Hi! I’m going to be selfish and drop a note about myself. I’m a graduate student currently living in Greensboro, North Carolina, attending UNCG for a Master of Fine Arts in poetry. I’ve got my fingers crossed to graduate in May 2019. I’m a first generation Maltese-Canadian from Tatamagouche, Nova Scotia, Canada: it’s a tiny little town just off the cold and beautiful Northumberland Strait. I completed my Honours Bachelor of Arts in politics and poetry between the University of Ottawa and Acadia University in 2017. More personally: I’m a cat mom, collector of whale tattoos (current count: 3 of 15), and I’m doing my best to survive my mental illnesses.
This list will be updated as my publication history grows. If you’re interested to see what I’ve been writing, the following magazines and presses have given my poems beautiful homes.
Estuary is Acadia University’s literary and fine arts magazine. Irreconcilable Circumstances and Cross Examination, both from my undergraduate thesis IL BENNEJ U IL BAĦĦAR The Mason and the Mariner, are featured in the Spring 2017 issue.

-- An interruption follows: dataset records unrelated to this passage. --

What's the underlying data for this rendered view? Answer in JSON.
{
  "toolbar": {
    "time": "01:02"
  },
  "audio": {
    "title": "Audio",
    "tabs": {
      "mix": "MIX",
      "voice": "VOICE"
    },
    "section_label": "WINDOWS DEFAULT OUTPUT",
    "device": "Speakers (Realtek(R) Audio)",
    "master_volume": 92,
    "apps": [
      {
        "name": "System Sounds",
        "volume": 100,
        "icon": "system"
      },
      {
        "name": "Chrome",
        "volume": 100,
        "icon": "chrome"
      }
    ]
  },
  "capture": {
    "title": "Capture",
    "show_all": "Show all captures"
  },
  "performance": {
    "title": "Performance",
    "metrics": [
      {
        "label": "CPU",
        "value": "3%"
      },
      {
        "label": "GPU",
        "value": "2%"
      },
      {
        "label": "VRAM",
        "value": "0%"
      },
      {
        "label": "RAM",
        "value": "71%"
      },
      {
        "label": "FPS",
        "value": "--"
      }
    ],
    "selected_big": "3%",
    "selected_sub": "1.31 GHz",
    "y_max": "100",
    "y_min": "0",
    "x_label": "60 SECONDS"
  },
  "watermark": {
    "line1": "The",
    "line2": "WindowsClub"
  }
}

POST GHOST PRESS based in Toronto, Canada, has a beautiful series of multi-author quarterly zine called Small Poems for the Masses. My poem After Hours in the Observatory has a place in the second volume of Small Poems. Prints are out in early 2019.
I will have two poems, Skinny Dipping and Girl Finds a Garter Snake in a provincial anthology of poems about or poets from Prince Edward Island in a joint project from the provincial council of the arts and the university. I’ve not heard a definitive publication date or anthology title yet, but I suspect it will be out by the summer of 2019.
My first piece of creative nonfiction (title and publication date TBA) is forthcoming from the University of New Brunswick’s Studies in Canadian Literature/Études en littérature canadienne. It is a collaboration with four of my peers—young women I admire hugely and am deeply grateful to have in my life. We were all English (plus one History) honours at Acadia in 2015-16-17 and remained fast friends after graduation. Together we wrote a commemorative essay about a former professor of ours who passed so unexpectedly in the summer of 2016.